= EXERCISE BRIEF =
When a line of the entries contains "attacker", please list that line.

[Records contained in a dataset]
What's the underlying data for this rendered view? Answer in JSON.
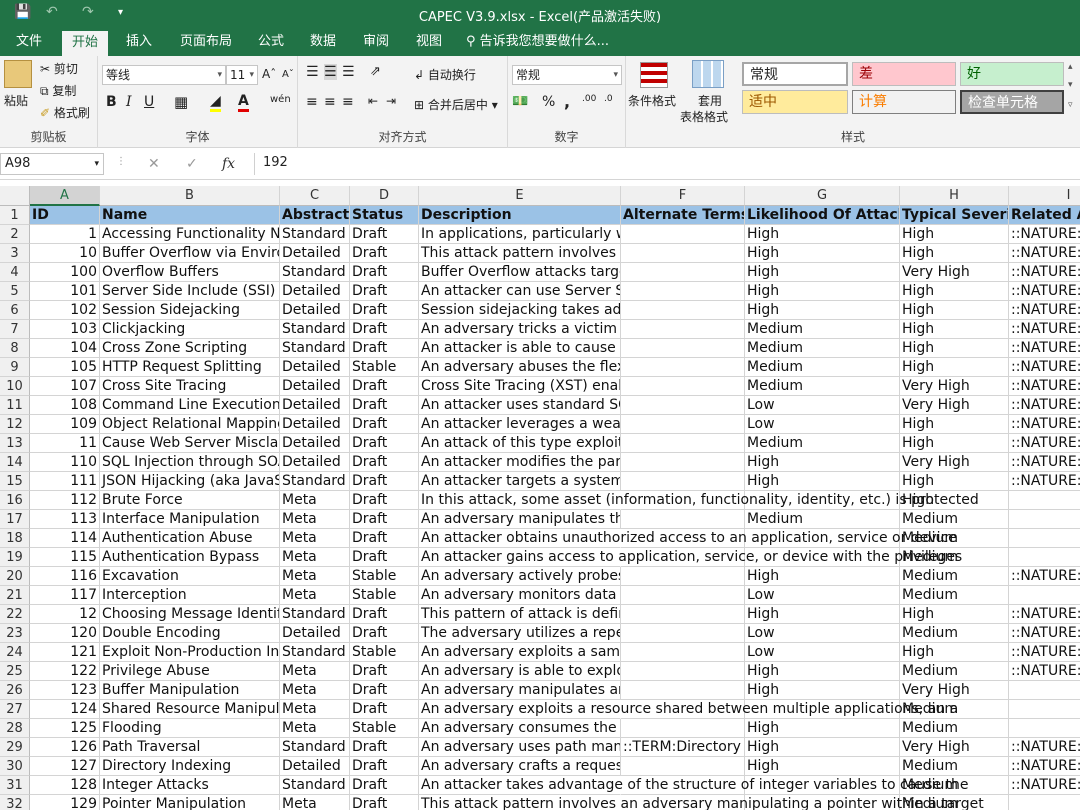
{
  "window": {
    "title": "CAPEC V3.9.xlsx - Excel(产品激活失败)"
  },
  "tabs": [
    "文件",
    "开始",
    "插入",
    "页面布局",
    "公式",
    "数据",
    "审阅",
    "视图"
  ],
  "tell_me": "告诉我您想要做什么...",
  "ribbon": {
    "clipboard": {
      "paste": "粘贴",
      "cut": "剪切",
      "copy": "复制",
      "format_painter": "格式刷",
      "label": "剪贴板"
    },
    "font": {
      "name": "等线",
      "size": "11",
      "bold": "B",
      "italic": "I",
      "underline": "U",
      "label": "字体"
    },
    "alignment": {
      "wrap": "自动换行",
      "merge": "合并后居中",
      "label": "对齐方式"
    },
    "number": {
      "format": "常规",
      "percent": "%",
      "comma": ",",
      "label": "数字"
    },
    "styles": {
      "conditional": "条件格式",
      "table_fmt": "套用",
      "table_fmt2": "表格格式",
      "label": "样式",
      "normal": "常规",
      "bad": "差",
      "good": "好",
      "neutral": "适中",
      "calc": "计算",
      "check": "检查单元格"
    }
  },
  "formula_bar": {
    "name_box": "A98",
    "cancel": "✕",
    "enter": "✓",
    "fx": "fx",
    "value": "192"
  },
  "columns": [
    "A",
    "B",
    "C",
    "D",
    "E",
    "F",
    "G",
    "H",
    "I"
  ],
  "rows": [
    {
      "n": "1",
      "cells": [
        "ID",
        "Name",
        "Abstraction",
        "Status",
        "Description",
        "Alternate Terms",
        "Likelihood Of Attack",
        "Typical Severity",
        "Related Attack Patterns"
      ]
    },
    {
      "n": "2",
      "cells": [
        "1",
        "Accessing Functionality Not Properly Constrained by ACLs",
        "Standard",
        "Draft",
        "In applications, particularly web applications, access",
        "",
        "High",
        "High",
        "::NATURE:ChildOf"
      ]
    },
    {
      "n": "3",
      "cells": [
        "10",
        "Buffer Overflow via Environment Variables",
        "Detailed",
        "Draft",
        "This attack pattern involves causing a buffer overflow",
        "",
        "High",
        "High",
        "::NATURE:ChildOf"
      ]
    },
    {
      "n": "4",
      "cells": [
        "100",
        "Overflow Buffers",
        "Standard",
        "Draft",
        "Buffer Overflow attacks target improper or missing",
        "",
        "High",
        "Very High",
        "::NATURE:ChildOf"
      ]
    },
    {
      "n": "5",
      "cells": [
        "101",
        "Server Side Include (SSI) Injection",
        "Detailed",
        "Draft",
        "An attacker can use Server Side Include (SSI) Injection",
        "",
        "High",
        "High",
        "::NATURE:ChildOf"
      ]
    },
    {
      "n": "6",
      "cells": [
        "102",
        "Session Sidejacking",
        "Detailed",
        "Draft",
        "Session sidejacking takes advantage of an unencrypted",
        "",
        "High",
        "High",
        "::NATURE:ChildOf"
      ]
    },
    {
      "n": "7",
      "cells": [
        "103",
        "Clickjacking",
        "Standard",
        "Draft",
        "An adversary tricks a victim into unknowingly initiating",
        "",
        "Medium",
        "High",
        "::NATURE:ChildOf"
      ]
    },
    {
      "n": "8",
      "cells": [
        "104",
        "Cross Zone Scripting",
        "Standard",
        "Draft",
        "An attacker is able to cause a victim to load content",
        "",
        "Medium",
        "High",
        "::NATURE:ChildOf"
      ]
    },
    {
      "n": "9",
      "cells": [
        "105",
        "HTTP Request Splitting",
        "Detailed",
        "Stable",
        "An adversary abuses the flexibility and discrepancies",
        "",
        "Medium",
        "High",
        "::NATURE:ChildOf"
      ]
    },
    {
      "n": "10",
      "cells": [
        "107",
        "Cross Site Tracing",
        "Detailed",
        "Draft",
        "Cross Site Tracing (XST) enables an adversary to steal",
        "",
        "Medium",
        "Very High",
        "::NATURE:ChildOf"
      ]
    },
    {
      "n": "11",
      "cells": [
        "108",
        "Command Line Execution through SQL Injection",
        "Detailed",
        "Draft",
        "An attacker uses standard SQL injection methods to",
        "",
        "Low",
        "Very High",
        "::NATURE:ChildOf"
      ]
    },
    {
      "n": "12",
      "cells": [
        "109",
        "Object Relational Mapping Injection",
        "Detailed",
        "Draft",
        "An attacker leverages a weakness present in the data",
        "",
        "Low",
        "High",
        "::NATURE:ChildOf"
      ]
    },
    {
      "n": "13",
      "cells": [
        "11",
        "Cause Web Server Misclassification",
        "Detailed",
        "Draft",
        "An attack of this type exploits a Web server's decision",
        "",
        "Medium",
        "High",
        "::NATURE:ChildOf"
      ]
    },
    {
      "n": "14",
      "cells": [
        "110",
        "SQL Injection through SOAP Parameter Tampering",
        "Detailed",
        "Draft",
        "An attacker modifies the parameters of the SOAP message",
        "",
        "High",
        "Very High",
        "::NATURE:ChildOf"
      ]
    },
    {
      "n": "15",
      "cells": [
        "111",
        "JSON Hijacking (aka JavaScript Hijacking)",
        "Standard",
        "Draft",
        "An attacker targets a system that uses JavaScript Object",
        "",
        "High",
        "High",
        "::NATURE:ChildOf"
      ]
    },
    {
      "n": "16",
      "cells": [
        "112",
        "Brute Force",
        "Meta",
        "Draft",
        "In this attack, some asset (information, functionality, identity, etc.) is protected",
        "",
        "",
        "High",
        ""
      ]
    },
    {
      "n": "17",
      "cells": [
        "113",
        "Interface Manipulation",
        "Meta",
        "Draft",
        "An adversary manipulates the use or processing of",
        "",
        "Medium",
        "Medium",
        ""
      ]
    },
    {
      "n": "18",
      "cells": [
        "114",
        "Authentication Abuse",
        "Meta",
        "Draft",
        "An attacker obtains unauthorized access to an application, service or device",
        "",
        "",
        "Medium",
        ""
      ]
    },
    {
      "n": "19",
      "cells": [
        "115",
        "Authentication Bypass",
        "Meta",
        "Draft",
        "An attacker gains access to application, service, or device with the privileges",
        "",
        "",
        "Medium",
        ""
      ]
    },
    {
      "n": "20",
      "cells": [
        "116",
        "Excavation",
        "Meta",
        "Stable",
        "An adversary actively probes the target in a manner",
        "",
        "High",
        "Medium",
        "::NATURE:ChildOf"
      ]
    },
    {
      "n": "21",
      "cells": [
        "117",
        "Interception",
        "Meta",
        "Stable",
        "An adversary monitors data streams to or from the",
        "",
        "Low",
        "Medium",
        ""
      ]
    },
    {
      "n": "22",
      "cells": [
        "12",
        "Choosing Message Identifier",
        "Standard",
        "Draft",
        "This pattern of attack is defined by the selection of",
        "",
        "High",
        "High",
        "::NATURE:ParentOf"
      ]
    },
    {
      "n": "23",
      "cells": [
        "120",
        "Double Encoding",
        "Detailed",
        "Draft",
        "The adversary utilizes a repeating of the encoding",
        "",
        "Low",
        "Medium",
        "::NATURE:ChildOf"
      ]
    },
    {
      "n": "24",
      "cells": [
        "121",
        "Exploit Non-Production Interfaces",
        "Standard",
        "Stable",
        "An adversary exploits a sample, demonstration, test",
        "",
        "Low",
        "High",
        "::NATURE:ChildOf"
      ]
    },
    {
      "n": "25",
      "cells": [
        "122",
        "Privilege Abuse",
        "Meta",
        "Draft",
        "An adversary is able to exploit features of the target",
        "",
        "High",
        "Medium",
        "::NATURE:ChildOf"
      ]
    },
    {
      "n": "26",
      "cells": [
        "123",
        "Buffer Manipulation",
        "Meta",
        "Draft",
        "An adversary manipulates an application's interaction",
        "",
        "High",
        "Very High",
        ""
      ]
    },
    {
      "n": "27",
      "cells": [
        "124",
        "Shared Resource Manipulation",
        "Meta",
        "Draft",
        "An adversary exploits a resource shared between multiple applications, an a",
        "",
        "",
        "Medium",
        ""
      ]
    },
    {
      "n": "28",
      "cells": [
        "125",
        "Flooding",
        "Meta",
        "Stable",
        "An adversary consumes the resources of a target by",
        "",
        "High",
        "Medium",
        ""
      ]
    },
    {
      "n": "29",
      "cells": [
        "126",
        "Path Traversal",
        "Standard",
        "Draft",
        "An adversary uses path manipulation",
        "::TERM:Directory Traversal",
        "High",
        "Very High",
        "::NATURE:ChildOf"
      ]
    },
    {
      "n": "30",
      "cells": [
        "127",
        "Directory Indexing",
        "Detailed",
        "Draft",
        "An adversary crafts a request to a target that results",
        "",
        "High",
        "Medium",
        "::NATURE:ChildOf"
      ]
    },
    {
      "n": "31",
      "cells": [
        "128",
        "Integer Attacks",
        "Standard",
        "Draft",
        "An attacker takes advantage of the structure of integer variables to cause the",
        "",
        "",
        "Medium",
        "::NATURE:ChildOf"
      ]
    },
    {
      "n": "32",
      "cells": [
        "129",
        "Pointer Manipulation",
        "Meta",
        "Draft",
        "This attack pattern involves an adversary manipulating a pointer within a target",
        "",
        "",
        "Medium",
        ""
      ]
    }
  ]
}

= ANSWER SPACE =
        "An attacker can use Server Side Include (SSI) Injection",
        "An attacker is able to cause a victim to load content",
        "An attacker uses standard SQL injection methods to",
        "An attacker leverages a weakness present in the data",
        "An attacker modifies the parameters of the SOAP message",
        "An attacker targets a system that uses JavaScript Object",
        "An attacker obtains unauthorized access to an application, service or device",
        "An attacker gains access to application, service, or device with the privileges",
        "An attacker takes advantage of the structure of integer variables to cause the",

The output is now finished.